Record set:
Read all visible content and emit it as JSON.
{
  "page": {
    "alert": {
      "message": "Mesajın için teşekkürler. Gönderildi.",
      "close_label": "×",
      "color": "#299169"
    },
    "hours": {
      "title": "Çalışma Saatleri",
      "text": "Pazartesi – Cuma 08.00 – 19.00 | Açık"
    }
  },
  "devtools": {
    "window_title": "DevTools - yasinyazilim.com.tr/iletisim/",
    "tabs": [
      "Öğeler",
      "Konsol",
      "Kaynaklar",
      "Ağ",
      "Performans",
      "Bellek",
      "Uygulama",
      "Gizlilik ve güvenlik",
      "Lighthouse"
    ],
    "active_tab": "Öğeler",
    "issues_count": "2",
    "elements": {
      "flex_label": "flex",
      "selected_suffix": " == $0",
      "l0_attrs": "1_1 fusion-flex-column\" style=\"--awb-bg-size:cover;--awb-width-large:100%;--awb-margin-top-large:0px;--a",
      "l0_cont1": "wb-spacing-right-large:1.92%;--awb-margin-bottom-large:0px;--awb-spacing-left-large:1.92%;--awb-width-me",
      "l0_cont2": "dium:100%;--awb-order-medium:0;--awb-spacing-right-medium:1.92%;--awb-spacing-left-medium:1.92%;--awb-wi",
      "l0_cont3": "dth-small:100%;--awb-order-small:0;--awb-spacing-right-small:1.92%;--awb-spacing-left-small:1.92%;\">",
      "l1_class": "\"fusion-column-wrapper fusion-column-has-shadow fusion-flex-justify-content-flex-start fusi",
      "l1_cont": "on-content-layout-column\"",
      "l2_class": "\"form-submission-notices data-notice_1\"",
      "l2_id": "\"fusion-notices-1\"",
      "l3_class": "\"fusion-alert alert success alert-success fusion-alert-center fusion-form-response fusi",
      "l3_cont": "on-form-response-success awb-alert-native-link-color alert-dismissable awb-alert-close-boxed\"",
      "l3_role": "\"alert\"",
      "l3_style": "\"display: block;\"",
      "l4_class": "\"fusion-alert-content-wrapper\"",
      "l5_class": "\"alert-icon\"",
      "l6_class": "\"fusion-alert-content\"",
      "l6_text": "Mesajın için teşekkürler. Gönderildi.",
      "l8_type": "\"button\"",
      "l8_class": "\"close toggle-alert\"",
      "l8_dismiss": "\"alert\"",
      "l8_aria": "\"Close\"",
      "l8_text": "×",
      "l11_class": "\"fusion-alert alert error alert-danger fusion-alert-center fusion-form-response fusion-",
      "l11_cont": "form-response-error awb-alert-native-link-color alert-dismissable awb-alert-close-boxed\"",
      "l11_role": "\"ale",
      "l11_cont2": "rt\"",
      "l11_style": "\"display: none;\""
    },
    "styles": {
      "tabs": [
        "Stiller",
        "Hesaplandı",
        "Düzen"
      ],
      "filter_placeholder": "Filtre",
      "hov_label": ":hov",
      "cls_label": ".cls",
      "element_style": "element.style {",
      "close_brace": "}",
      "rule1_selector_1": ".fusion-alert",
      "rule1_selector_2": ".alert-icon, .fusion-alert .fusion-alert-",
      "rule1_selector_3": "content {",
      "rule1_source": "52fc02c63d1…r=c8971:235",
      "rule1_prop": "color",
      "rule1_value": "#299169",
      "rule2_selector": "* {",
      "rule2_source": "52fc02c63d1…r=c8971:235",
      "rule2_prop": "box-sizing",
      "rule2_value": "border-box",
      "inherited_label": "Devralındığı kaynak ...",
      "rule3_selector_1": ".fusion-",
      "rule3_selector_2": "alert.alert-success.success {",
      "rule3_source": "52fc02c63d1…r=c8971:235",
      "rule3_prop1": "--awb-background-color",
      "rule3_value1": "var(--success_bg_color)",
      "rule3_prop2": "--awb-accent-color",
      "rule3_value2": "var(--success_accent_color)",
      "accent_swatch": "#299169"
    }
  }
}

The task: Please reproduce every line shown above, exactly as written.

Response to this task:
Read all visible content and emit it as JSON.
{
  "page": {
    "alert": {
      "message": "Mesajın için teşekkürler. Gönderildi.",
      "close_label": "×",
      "color": "#299169"
    },
    "hours": {
      "title": "Çalışma Saatleri",
      "text": "Pazartesi – Cuma 08.00 – 19.00 | Açık"
    }
  },
  "devtools": {
    "window_title": "DevTools - yasinyazilim.com.tr/iletisim/",
    "tabs": [
      "Öğeler",
      "Konsol",
      "Kaynaklar",
      "Ağ",
      "Performans",
      "Bellek",
      "Uygulama",
      "Gizlilik ve güvenlik",
      "Lighthouse"
    ],
    "active_tab": "Öğeler",
    "issues_count": "2",
    "elements": {
      "flex_label": "flex",
      "selected_suffix": " == $0",
      "l0_attrs": "1_1 fusion-flex-column\" style=\"--awb-bg-size:cover;--awb-width-large:100%;--awb-margin-top-large:0px;--a",
      "l0_cont1": "wb-spacing-right-large:1.92%;--awb-margin-bottom-large:0px;--awb-spacing-left-large:1.92%;--awb-width-me",
      "l0_cont2": "dium:100%;--awb-order-medium:0;--awb-spacing-right-medium:1.92%;--awb-spacing-left-medium:1.92%;--awb-wi",
      "l0_cont3": "dth-small:100%;--awb-order-small:0;--awb-spacing-right-small:1.92%;--awb-spacing-left-small:1.92%;\">",
      "l1_class": "\"fusion-column-wrapper fusion-column-has-shadow fusion-flex-justify-content-flex-start fusi",
      "l1_cont": "on-content-layout-column\"",
      "l2_class": "\"form-submission-notices data-notice_1\"",
      "l2_id": "\"fusion-notices-1\"",
      "l3_class": "\"fusion-alert alert success alert-success fusion-alert-center fusion-form-response fusi",
      "l3_cont": "on-form-response-success awb-alert-native-link-color alert-dismissable awb-alert-close-boxed\"",
      "l3_role": "\"alert\"",
      "l3_style": "\"display: block;\"",
      "l4_class": "\"fusion-alert-content-wrapper\"",
      "l5_class": "\"alert-icon\"",
      "l6_class": "\"fusion-alert-content\"",
      "l6_text": "Mesajın için teşekkürler. Gönderildi.",
      "l8_type": "\"button\"",
      "l8_class": "\"close toggle-alert\"",
      "l8_dismiss": "\"alert\"",
      "l8_aria": "\"Close\"",
      "l8_text": "×",
      "l11_class": "\"fusion-alert alert error alert-danger fusion-alert-center fusion-form-response fusion-",
      "l11_cont": "form-response-error awb-alert-native-link-color alert-dismissable awb-alert-close-boxed\"",
      "l11_role": "\"ale",
      "l11_cont2": "rt\"",
      "l11_style": "\"display: none;\""
    },
    "styles": {
      "tabs": [
        "Stiller",
        "Hesaplandı",
        "Düzen"
      ],
      "filter_placeholder": "Filtre",
      "hov_label": ":hov",
      "cls_label": ".cls",
      "element_style": "element.style {",
      "close_brace": "}",
      "rule1_selector_1": ".fusion-alert",
      "rule1_selector_2": ".alert-icon, .fusion-alert .fusion-alert-",
      "rule1_selector_3": "content {",
      "rule1_source": "52fc02c63d1…r=c8971:235",
      "rule1_prop": "color",
      "rule1_value": "#299169",
      "rule2_selector": "* {",
      "rule2_source": "52fc02c63d1…r=c8971:235",
      "rule2_prop": "box-sizing",
      "rule2_value": "border-box",
      "inherited_label": "Devralındığı kaynak ...",
      "rule3_selector_1": ".fusion-",
      "rule3_selector_2": "alert.alert-success.success {",
      "rule3_source": "52fc02c63d1…r=c8971:235",
      "rule3_prop1": "--awb-background-color",
      "rule3_value1": "var(--success_bg_color)",
      "rule3_prop2": "--awb-accent-color",
      "rule3_value2": "var(--success_accent_color)",
      "accent_swatch": "#299169"
    }
  }
}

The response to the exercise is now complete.